Society's Values to Borderline Psychosis

The psychological effects photography has on a person’s mind, for example, is vast. Sontag reveals, “It is mainly a social rite, a defense against anxiety, and a tool of power.” (Sontag 8). Photography is a social rite, in that cameras go with family life: they keep the accomplishments of family members for reminiscence (Sontag 8). Photography has been hugely implemented into families and all institutions, as Sontag points out, “…not turning up for one’s graduation picture is a sign of adolescent rebellion.” (Sontag 8). In many situations, taking photos is expected, or else one is looked down upon. To assuage anxiety, people, especially tourists, snap pictures to keep as memoirs, and their motivation can even be to, as people from cultures with high work ethics have, is to mimic working, because they feel a need to continue working to avoid feeling indolent. (Sontag 9-10).

In addition, Sontag explores the dark side of people’s motivations behind photography. She explains, “The camera doesn’t rape, or even possess, though it may intrude, trespass, distort, exploit, and, at the farthest reach of the metaphor, assassinate- all activities that, unlike the sexual push and shove, can be conducted from a distance, and with some detachment.” (Sontag 13). Sontag is saying that even though to take a picture one must have distance, it still inflates hidden desires, ones that are either sexual or violent. She also referred to the movie, “Peeping Tom”, in which a psychopath kills women with a weapon cloaked inside his camera (Sontag 13). This subconscious desire, Sontag adds, could be evident when people speak of “loading” or “aiming” a camera. (Sontag 14).

Sontag's Cynicism Crosses the Line

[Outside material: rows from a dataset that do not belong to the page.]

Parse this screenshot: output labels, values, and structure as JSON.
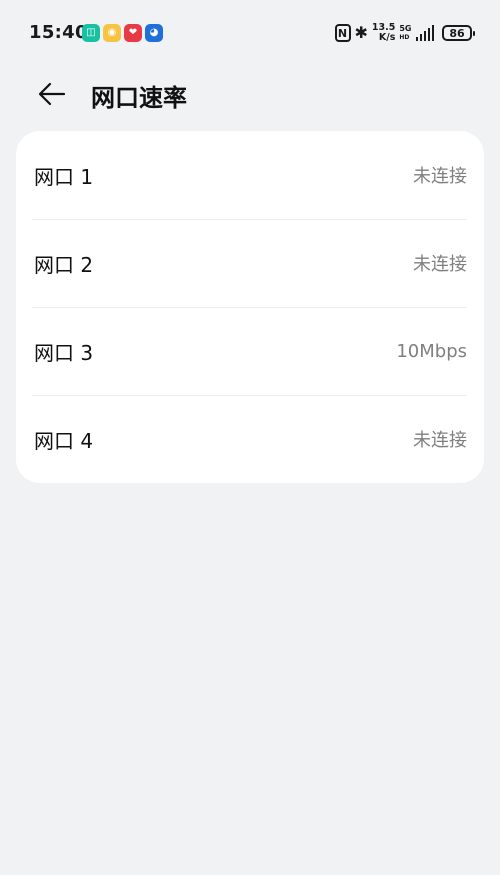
{
  "status_bar": {
    "time": "15:40",
    "apps": [
      {
        "name": "mi-home",
        "glyph": "◫"
      },
      {
        "name": "weibo",
        "glyph": "◉"
      },
      {
        "name": "heart-app",
        "glyph": "❤"
      },
      {
        "name": "robot-app",
        "glyph": "◕"
      }
    ],
    "nfc": "N",
    "bluetooth": "✱",
    "speed_value": "13.5",
    "speed_unit": "K/s",
    "network_type": "5G",
    "network_sub": "HD",
    "battery": "86"
  },
  "header": {
    "title": "网口速率"
  },
  "ports": [
    {
      "label": "网口 1",
      "value": "未连接"
    },
    {
      "label": "网口 2",
      "value": "未连接"
    },
    {
      "label": "网口 3",
      "value": "10Mbps"
    },
    {
      "label": "网口 4",
      "value": "未连接"
    }
  ]
}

Finally, Sontag's entire sardonic aim at what photography means is, she states, “The knowledge gained through still photographs will always be some sort of sentimentalism, whether cynical or humanist. It will always be a knowledge at bargain prices- a semblance of knowledge, a semblance of wisdom: as the act of taking pictures is a semblance of appropriation, a semblance of rape.” (Sontag 24). Overall, photos may exist only as a world of images, nothing more: shadows of reality and the truth, but more critical judgment may show otherwise. Seeing this doubt in light of what Sontag claims shows that photography’s hold on society may be great, unfortunately in a melancholic way, but Sontag misses the point of how photography is advantageous. Even though she speaks of what photos mean, she remains biased in her own views of the disadvantages. Yes, be wary of the falseness of photos, but also think of one’s own judgment. Perhaps a “semblance” is all one needs in order to make sense of this hectic earth. Photos are the world’s “cheat sheets” for life’s test.


Cohen, Marc. "The Allegory of the Cave.” University of Washington,

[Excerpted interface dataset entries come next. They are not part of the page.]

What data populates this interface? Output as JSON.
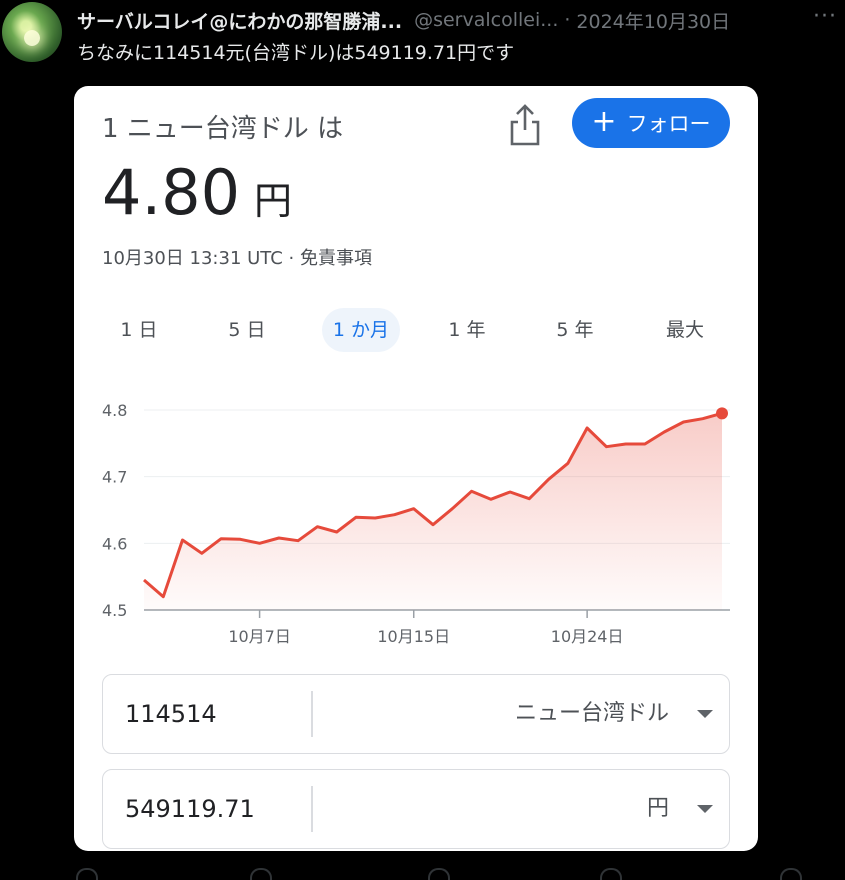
{
  "tweet": {
    "author_name": "サーバルコレイ@にわかの那智勝浦...",
    "handle": "@servalcollei...",
    "separator": "·",
    "date": "2024年10月30日",
    "more": "···",
    "text": "ちなみに114514元(台湾ドル)は549119.71円です"
  },
  "card": {
    "title": "1 ニュー台湾ドル は",
    "follow_label": "フォロー",
    "value": "4.80",
    "unit": "円",
    "meta": "10月30日 13:31 UTC · 免責事項",
    "tabs": [
      "1 日",
      "5 日",
      "1 か月",
      "1 年",
      "5 年",
      "最大"
    ],
    "active_tab": "1 か月",
    "converter": {
      "from_amount": "114514",
      "from_currency": "ニュー台湾ドル",
      "to_amount": "549119.71",
      "to_currency": "円"
    }
  },
  "colors": {
    "line": "#e64a3b",
    "accent": "#1a73e8"
  },
  "chart_data": {
    "type": "area",
    "ylim": [
      4.5,
      4.8
    ],
    "yticks": [
      "4.5",
      "4.6",
      "4.7",
      "4.8"
    ],
    "xticks": [
      {
        "label": "10月7日",
        "day": 7
      },
      {
        "label": "10月15日",
        "day": 15
      },
      {
        "label": "10月24日",
        "day": 24
      }
    ],
    "x_day_range": [
      1,
      31
    ],
    "series": [
      {
        "x": [
          1,
          2,
          3,
          4,
          5,
          6,
          7,
          8,
          9,
          10,
          11,
          12,
          13,
          14,
          15,
          16,
          17,
          18,
          19,
          20,
          21,
          22,
          23,
          24,
          25,
          26,
          27,
          28,
          29,
          30,
          31
        ],
        "values": [
          4.545,
          4.52,
          4.605,
          4.585,
          4.607,
          4.606,
          4.6,
          4.608,
          4.604,
          4.625,
          4.617,
          4.639,
          4.638,
          4.643,
          4.652,
          4.628,
          4.652,
          4.678,
          4.666,
          4.677,
          4.667,
          4.696,
          4.72,
          4.773,
          4.745,
          4.749,
          4.749,
          4.767,
          4.782,
          4.787,
          4.795
        ]
      }
    ]
  }
}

16 Aug. 2007 Web. 20 Jan. 2010.

Susan Sontag Foundation. "Literature was the Passport." Estate of Susan Sontag,

2010 Web. 01 Feb. 2012.

Sontag, Susan. “In Plato’s Cave.” On Photography. New York, Picador, 1977. Print.


hj on March 20, 2014: